Bzaar pockets $ 4 million to allow U.S. retailers to source Indian home goods – TechCrunch

Screenshot of Bzaar. Image credits: bzaar

Small buyers could purchase home and lifestyle items, but this was usually through the same sellers, and there was not often a unique selection, and the products were not available at by hand or using organic materials, he added.

With Bzaar, small buyers can buy more than 10,000 products wholesale in its market from other countries like India and South East Asia. The company guarantees that the products arrive within two weeks and handles all packaging logistics and buyer protection.

Verman and Nair launched the market in April, and thousands of users on three continents have purchased on the platform in six months. Meanwhile, products on Bzaar are up to 50% cheaper than domestic U.S. platforms, while the SKU selection doubles every month, Verman said.

The new funding will allow the company to invest in marketing to connect with buyers and invest in its technology to advance its cataloging function so that goods go through customs seamlessly. Wishing to offer new features to its small business customers, Verman also intends to create a credit feature to allow buyers to pay in installments or up to 90 days later.

“We believe this is a unique change in the way world trade works,” he added. “You need the right team in place to do it because the problem is complex enough to move product from a small town in Vietnam to Nashville.
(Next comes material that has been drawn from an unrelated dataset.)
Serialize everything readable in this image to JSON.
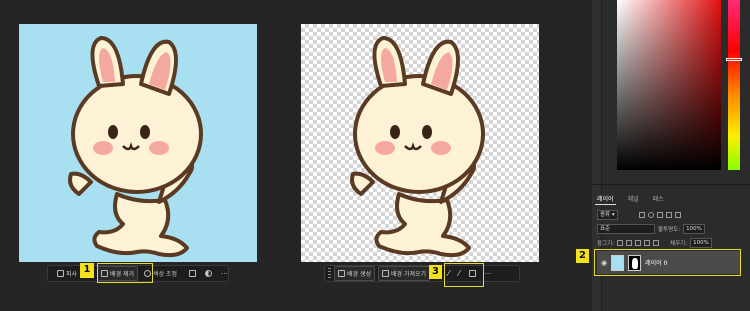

With our infrastructure in place, the good news is that there are already stores and shoppers, and we’re bringing them together to give shoppers a seamless experience.